* **Supplied data**:
········

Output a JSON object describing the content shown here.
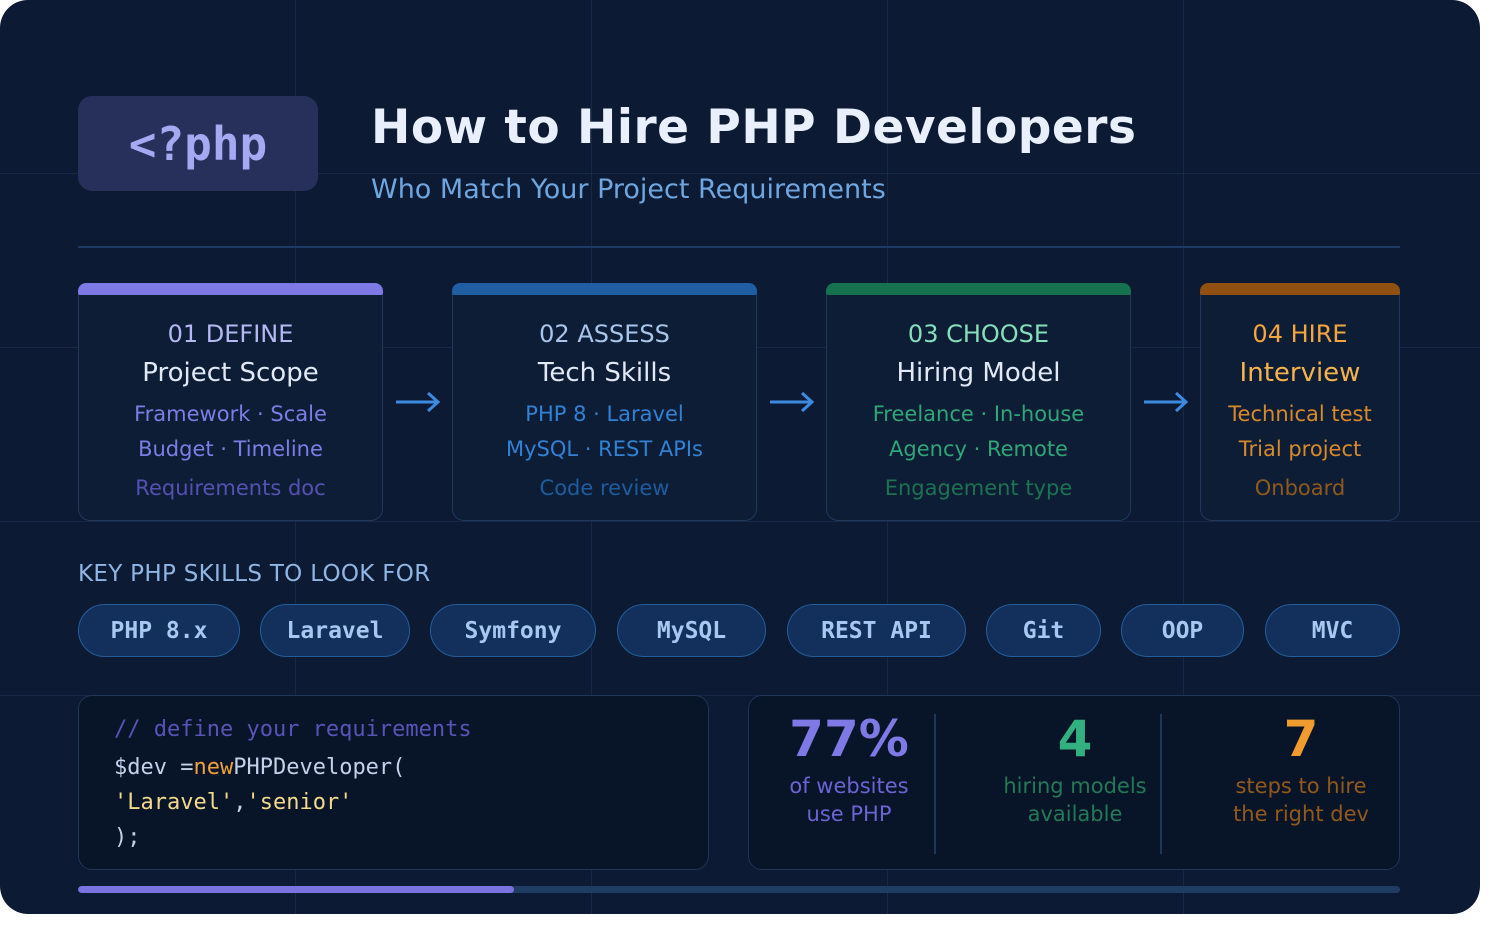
{
  "header": {
    "badge": "<?php",
    "title": "How to Hire PHP Developers",
    "subtitle": "Who Match Your Project Requirements"
  },
  "colors": {
    "background": "#0c1a33",
    "define": "#7f79e6",
    "assess": "#2f86d6",
    "choose": "#32b07f",
    "hire": "#e2922c"
  },
  "steps": [
    {
      "step": "01 DEFINE",
      "name": "Project Scope",
      "line1": "Framework · Scale",
      "line2": "Budget · Timeline",
      "line3": "Requirements doc"
    },
    {
      "step": "02 ASSESS",
      "name": "Tech Skills",
      "line1": "PHP 8 · Laravel",
      "line2": "MySQL · REST APIs",
      "line3": "Code review"
    },
    {
      "step": "03 CHOOSE",
      "name": "Hiring Model",
      "line1": "Freelance · In-house",
      "line2": "Agency · Remote",
      "line3": "Engagement type"
    },
    {
      "step": "04 HIRE",
      "name": "Interview",
      "line1": "Technical test",
      "line2": "Trial project",
      "line3": "Onboard"
    }
  ],
  "skills": {
    "heading": "KEY PHP SKILLS TO LOOK FOR",
    "chips": [
      "PHP 8.x",
      "Laravel",
      "Symfony",
      "MySQL",
      "REST API",
      "Git",
      "OOP",
      "MVC"
    ]
  },
  "code": {
    "comment": "// define your requirements",
    "var": "$dev =",
    "keyword": "new",
    "cls": "PHPDeveloper(",
    "arg1": "'Laravel'",
    "comma": ",",
    "arg2": "'senior'",
    "close": ");"
  },
  "stats": [
    {
      "value": "77%",
      "line1": "of websites",
      "line2": "use PHP"
    },
    {
      "value": "4",
      "line1": "hiring models",
      "line2": "available"
    },
    {
      "value": "7",
      "line1": "steps to hire",
      "line2": "the right dev"
    }
  ],
  "progress": {
    "fraction": 0.33
  }
}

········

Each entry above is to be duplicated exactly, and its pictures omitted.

* **Your response**:
Output a JSON object describing the content shown here.
{
  "header": {
    "badge": "<?php",
    "title": "How to Hire PHP Developers",
    "subtitle": "Who Match Your Project Requirements"
  },
  "colors": {
    "background": "#0c1a33",
    "define": "#7f79e6",
    "assess": "#2f86d6",
    "choose": "#32b07f",
    "hire": "#e2922c"
  },
  "steps": [
    {
      "step": "01 DEFINE",
      "name": "Project Scope",
      "line1": "Framework · Scale",
      "line2": "Budget · Timeline",
      "line3": "Requirements doc"
    },
    {
      "step": "02 ASSESS",
      "name": "Tech Skills",
      "line1": "PHP 8 · Laravel",
      "line2": "MySQL · REST APIs",
      "line3": "Code review"
    },
    {
      "step": "03 CHOOSE",
      "name": "Hiring Model",
      "line1": "Freelance · In-house",
      "line2": "Agency · Remote",
      "line3": "Engagement type"
    },
    {
      "step": "04 HIRE",
      "name": "Interview",
      "line1": "Technical test",
      "line2": "Trial project",
      "line3": "Onboard"
    }
  ],
  "skills": {
    "heading": "KEY PHP SKILLS TO LOOK FOR",
    "chips": [
      "PHP 8.x",
      "Laravel",
      "Symfony",
      "MySQL",
      "REST API",
      "Git",
      "OOP",
      "MVC"
    ]
  },
  "code": {
    "comment": "// define your requirements",
    "var": "$dev =",
    "keyword": "new",
    "cls": "PHPDeveloper(",
    "arg1": "'Laravel'",
    "comma": ",",
    "arg2": "'senior'",
    "close": ");"
  },
  "stats": [
    {
      "value": "77%",
      "line1": "of websites",
      "line2": "use PHP"
    },
    {
      "value": "4",
      "line1": "hiring models",
      "line2": "available"
    },
    {
      "value": "7",
      "line1": "steps to hire",
      "line2": "the right dev"
    }
  ],
  "progress": {
    "fraction": 0.33
  }
}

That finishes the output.